You’ll direct your attention to his footing, if you please. He chose to give the tour introduction while basically hanging on to the steep rockface by his toes.
Terrapin was one of the most genuine souls I have ever encountered. Not only did he fill us in on the fascinating history of Spruce Tree House and the ancient tribes who lived there, but he also told us about his own lifelong aspiration to become a park ranger at Mesa Verde, the time he’d spent as a young boy with his father and brothers in the area, and his own children’s growing interest in the park. It was amazing to be shown around by someone who was so strongly and personally connected to the area; this relatively small, 80-square-mile park in Colorado was clearly his place more than anywhere else in the world.

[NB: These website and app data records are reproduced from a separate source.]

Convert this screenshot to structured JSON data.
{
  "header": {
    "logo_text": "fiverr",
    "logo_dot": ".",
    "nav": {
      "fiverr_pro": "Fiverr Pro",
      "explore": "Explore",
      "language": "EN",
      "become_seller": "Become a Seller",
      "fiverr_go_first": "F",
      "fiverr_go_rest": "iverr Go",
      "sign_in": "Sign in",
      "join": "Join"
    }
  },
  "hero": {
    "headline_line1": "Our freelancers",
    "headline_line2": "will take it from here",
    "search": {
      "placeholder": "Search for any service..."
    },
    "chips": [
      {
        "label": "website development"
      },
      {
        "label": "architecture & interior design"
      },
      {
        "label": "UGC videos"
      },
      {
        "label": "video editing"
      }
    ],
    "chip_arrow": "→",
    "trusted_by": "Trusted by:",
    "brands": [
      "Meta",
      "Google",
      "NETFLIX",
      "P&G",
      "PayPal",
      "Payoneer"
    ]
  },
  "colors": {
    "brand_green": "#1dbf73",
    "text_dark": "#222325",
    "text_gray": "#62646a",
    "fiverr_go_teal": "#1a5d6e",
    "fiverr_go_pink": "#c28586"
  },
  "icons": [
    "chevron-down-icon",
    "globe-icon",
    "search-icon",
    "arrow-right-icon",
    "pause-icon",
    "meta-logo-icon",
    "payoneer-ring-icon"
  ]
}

I loved that.
We made our way down the steep hillside path and right up to Spruce Tree House, which is actually comprised of about 130 rooms throughout the long village dwelling.
Terrapin described the discovery and subsequent archeological and anthropological study of the cliff dwellings, explaining that researchers have been able to discern details such as the number of families that lived in each dwelling and which rooms were used for cooking, sleeping, etc. Even hundreds of years later, the carbon from cooking fires is easily visible on the underside of the cliff.

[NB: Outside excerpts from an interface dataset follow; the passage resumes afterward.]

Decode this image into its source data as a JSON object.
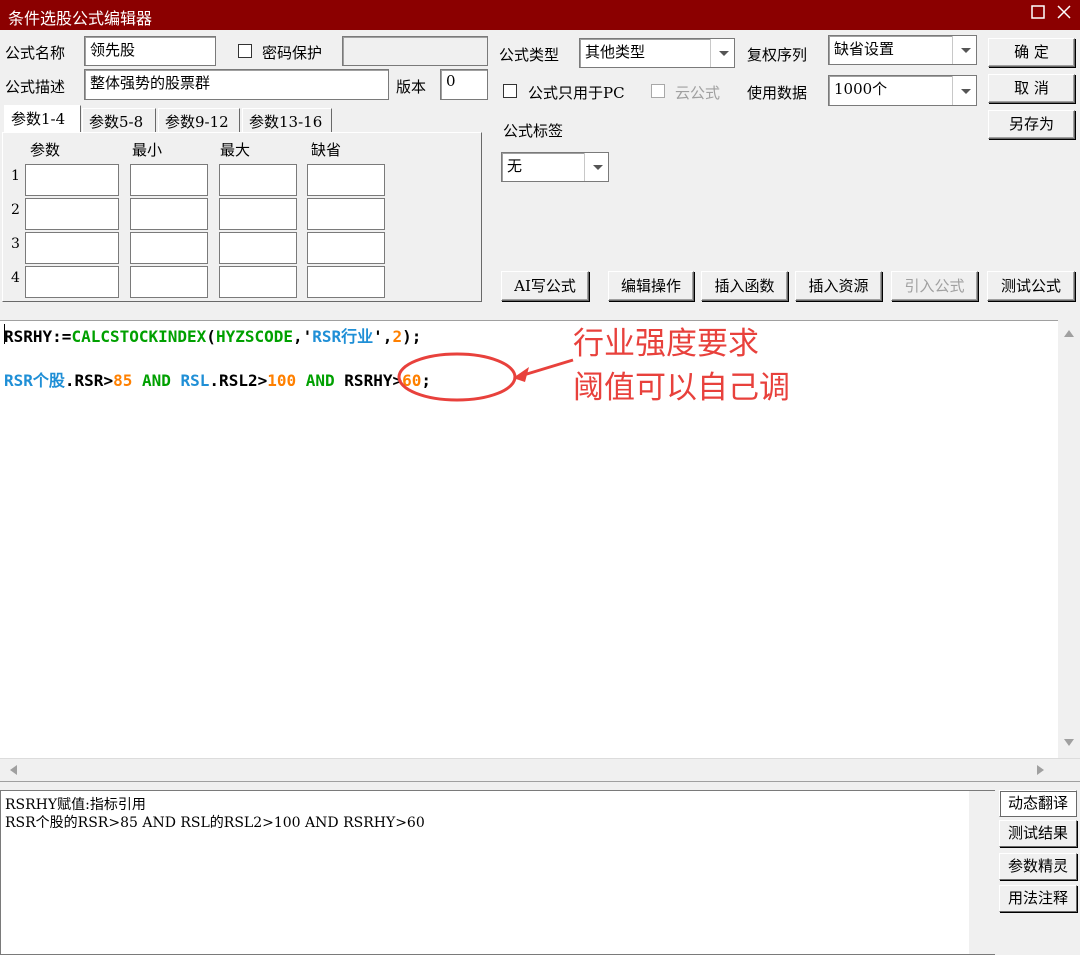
{
  "window": {
    "title": "条件选股公式编辑器"
  },
  "form": {
    "name_label": "公式名称",
    "name_value": "领先股",
    "password_label": "密码保护",
    "desc_label": "公式描述",
    "desc_value": "整体强势的股票群",
    "version_label": "版本",
    "version_value": "0",
    "type_label": "公式类型",
    "type_value": "其他类型",
    "rights_label": "复权序列",
    "rights_value": "缺省设置",
    "pc_only_label": "公式只用于PC",
    "cloud_label": "云公式",
    "data_label": "使用数据",
    "data_value": "1000个",
    "tag_label": "公式标签",
    "tag_value": "无"
  },
  "actions": {
    "ok": "确  定",
    "cancel": "取  消",
    "save_as": "另存为"
  },
  "tabs": [
    {
      "label": "参数1-4"
    },
    {
      "label": "参数5-8"
    },
    {
      "label": "参数9-12"
    },
    {
      "label": "参数13-16"
    }
  ],
  "params": {
    "headers": [
      "参数",
      "最小",
      "最大",
      "缺省"
    ],
    "rows": [
      "1",
      "2",
      "3",
      "4"
    ]
  },
  "toolbar": [
    {
      "label": "AI写公式"
    },
    {
      "label": "编辑操作"
    },
    {
      "label": "插入函数"
    },
    {
      "label": "插入资源"
    },
    {
      "label": "引入公式"
    },
    {
      "label": "测试公式"
    }
  ],
  "code": {
    "line1": [
      {
        "t": "RSRHY:=",
        "c": "#000000"
      },
      {
        "t": "CALCSTOCKINDEX",
        "c": "#00a000"
      },
      {
        "t": "(",
        "c": "#000000"
      },
      {
        "t": "HYZSCODE",
        "c": "#00a000"
      },
      {
        "t": ",'",
        "c": "#000000"
      },
      {
        "t": "RSR行业",
        "c": "#1f8fd6"
      },
      {
        "t": "',",
        "c": "#000000"
      },
      {
        "t": "2",
        "c": "#ff8000"
      },
      {
        "t": ");",
        "c": "#000000"
      }
    ],
    "line2": [
      {
        "t": "RSR个股",
        "c": "#1f8fd6"
      },
      {
        "t": ".RSR>",
        "c": "#000000"
      },
      {
        "t": "85",
        "c": "#ff8000"
      },
      {
        "t": " AND ",
        "c": "#00a000"
      },
      {
        "t": "RSL",
        "c": "#1f8fd6"
      },
      {
        "t": ".RSL2>",
        "c": "#000000"
      },
      {
        "t": "100",
        "c": "#ff8000"
      },
      {
        "t": " AND ",
        "c": "#00a000"
      },
      {
        "t": "RSRHY>",
        "c": "#000000"
      },
      {
        "t": "60",
        "c": "#ff8000"
      },
      {
        "t": ";",
        "c": "#000000"
      }
    ]
  },
  "annotation": {
    "line1": "行业强度要求",
    "line2": "阈值可以自己调",
    "color": "#e8413c"
  },
  "output": {
    "line1": "RSRHY赋值:指标引用",
    "line2": "RSR个股的RSR>85 AND RSL的RSL2>100 AND RSRHY>60"
  },
  "side_buttons": [
    {
      "label": "动态翻译"
    },
    {
      "label": "测试结果"
    },
    {
      "label": "参数精灵"
    },
    {
      "label": "用法注释"
    }
  ]
}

Here’s a fun fact about me: I love superlatives. I think my friend Erika was the first one to actually point this out, when she asked me during our New Zealand roadtrip why I was so keen on stopping at the steepest street in the world, the only castle in the southern hemisphere, and the southernmost Starbucks in the world. There’s just something exciting about places that are truly one of a kind!

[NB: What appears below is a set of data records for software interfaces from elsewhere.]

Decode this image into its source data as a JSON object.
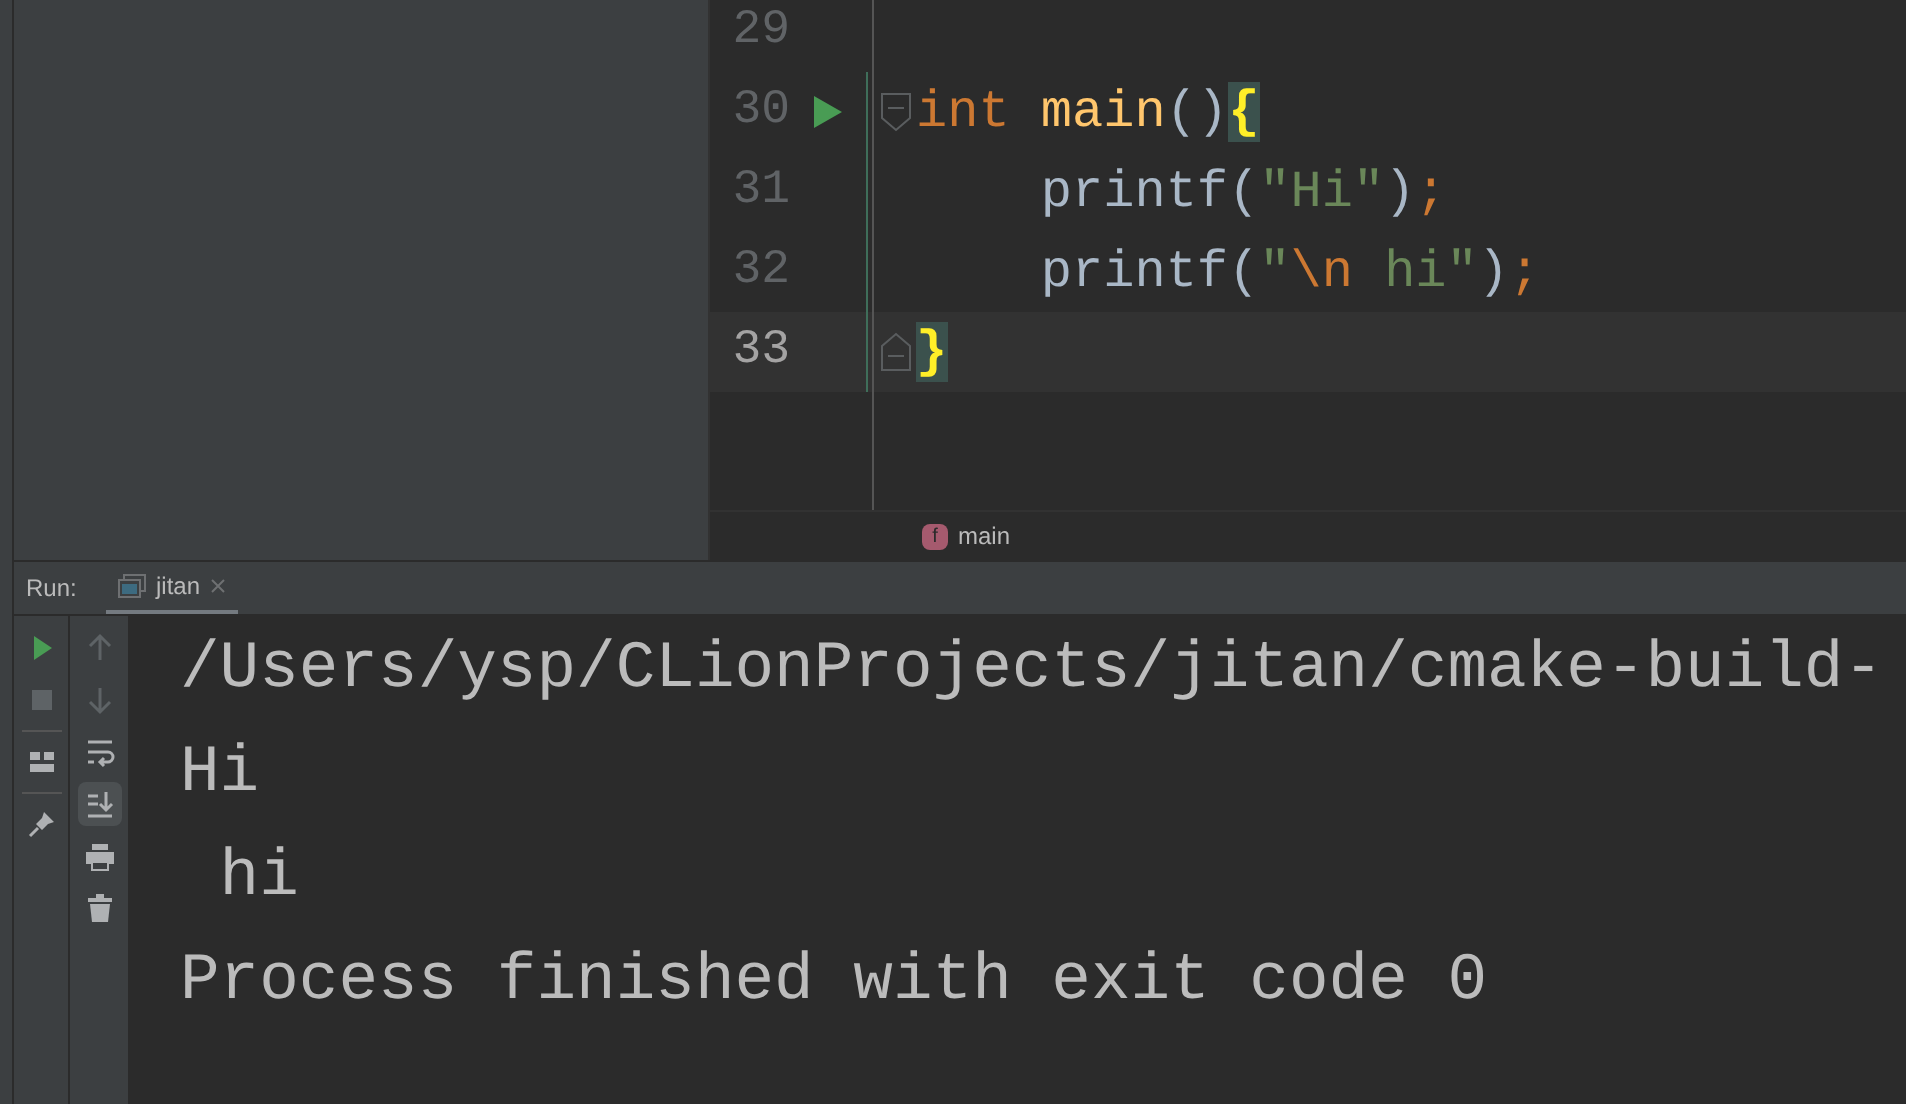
{
  "editor": {
    "lines": [
      {
        "number": "29",
        "current": false,
        "run_marker": false,
        "fold_start": false,
        "fold_end": false
      },
      {
        "number": "30",
        "current": false,
        "run_marker": true,
        "fold_start": true,
        "fold_end": false,
        "tokens": [
          {
            "kind": "keyword",
            "text": "int "
          },
          {
            "kind": "function",
            "text": "main"
          },
          {
            "kind": "punct",
            "text": "()"
          },
          {
            "kind": "brace_match",
            "text": "{"
          }
        ]
      },
      {
        "number": "31",
        "current": false,
        "run_marker": false,
        "fold_start": false,
        "fold_end": false,
        "tokens": [
          {
            "kind": "plain",
            "text": "    printf("
          },
          {
            "kind": "string",
            "text": "\"Hi\""
          },
          {
            "kind": "punct",
            "text": ")"
          },
          {
            "kind": "keyword",
            "text": ";"
          }
        ]
      },
      {
        "number": "32",
        "current": false,
        "run_marker": false,
        "fold_start": false,
        "fold_end": false,
        "tokens": [
          {
            "kind": "plain",
            "text": "    printf("
          },
          {
            "kind": "string",
            "text": "\""
          },
          {
            "kind": "escape",
            "text": "\\n"
          },
          {
            "kind": "string",
            "text": " hi\""
          },
          {
            "kind": "punct",
            "text": ")"
          },
          {
            "kind": "keyword",
            "text": ";"
          }
        ]
      },
      {
        "number": "33",
        "current": true,
        "run_marker": false,
        "fold_start": false,
        "fold_end": true,
        "tokens": [
          {
            "kind": "brace_match",
            "text": "}"
          }
        ]
      }
    ],
    "breadcrumb": {
      "badge": "f",
      "label": "main"
    }
  },
  "run": {
    "label": "Run:",
    "tabs": [
      {
        "label": "jitan",
        "selected": true
      }
    ],
    "toolbar_left": [
      {
        "kind": "play",
        "disabled": false,
        "selected": false
      },
      {
        "kind": "stop",
        "disabled": true,
        "selected": false
      },
      {
        "kind": "layout",
        "disabled": false,
        "selected": false
      },
      {
        "kind": "pin",
        "disabled": false,
        "selected": false
      }
    ],
    "toolbar_right": [
      {
        "kind": "up",
        "disabled": true,
        "selected": false
      },
      {
        "kind": "down",
        "disabled": true,
        "selected": false
      },
      {
        "kind": "wrap",
        "disabled": false,
        "selected": false
      },
      {
        "kind": "scroll_end",
        "disabled": false,
        "selected": true
      },
      {
        "kind": "print",
        "disabled": false,
        "selected": false
      },
      {
        "kind": "trash",
        "disabled": false,
        "selected": false
      }
    ],
    "console": [
      "/Users/ysp/CLionProjects/jitan/cmake-build-",
      "Hi",
      " hi",
      "Process finished with exit code 0"
    ]
  }
}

Anyway, Mesa Verde has a lot going for it in this department. Aside from being a beautiful national park and an UNESCO World Heritage Site, it’s the largest archeological preserve in the United States and contains the largest cliff dwelling in all of North America (Cliff Palace).
My favorite Mesa Verde superlative, though, is that it is the ONLY cultural park in the United States National Park System – meaning it’s the only one preserving historic man-made structures instead of purely natural landscapes.
I found the architecture of the dwellings so impressive. The walls looked almost like they’d been pre-built and then wedged perfectly under the cliff face, although they were constructed in place brick by brick. The Anasazi originally built their dwellings on the flat, grassy tops of the mesas, but eventually moved down as their populations grew and they recognized the protection that the rock overhang could offer.
One of the coolest features of Spruce Tree House that we were able to experience was visiting a kiva, one of the circular underground rooms that were used for religious ceremonies. We descended the ladder through the tiny hole and into the dark kiva (certain replacements/reinforcements have been made for safety reasons, but the location and general structure are still original) and got a glimpse into one of the most important rituals in the lives of the original inhabitants of Mesa Verde.
Ascending the ladder from the dark kiva after a ceremony represented the Ancient Pueblo peoples’ legend of their ancestors emerging from the previous world into the current one. It was pretty special to be able to follow in such meaningful footsteps!
I tried to soak up every word that Terrapin said (including when he proudly announced that he has never owned a cell phone), but I’m sure I lost out on a few things as I wandered around the cliff dwellings peeking through windows and doorways.
After giving one of the best tours in living memory, Terrapin made his only fatal mistake by telling our group that the surrounding area was actually full of tarantulas. BYE.
Amity and I hightailed it back up the pathway, made a quick second pass through the museum to get our National Park Passport stamps, and carried on.
After all, the mountains were calling!
The Details: $10 entry fee per vehicle | Open year-round with occasional weather closures | Website HERE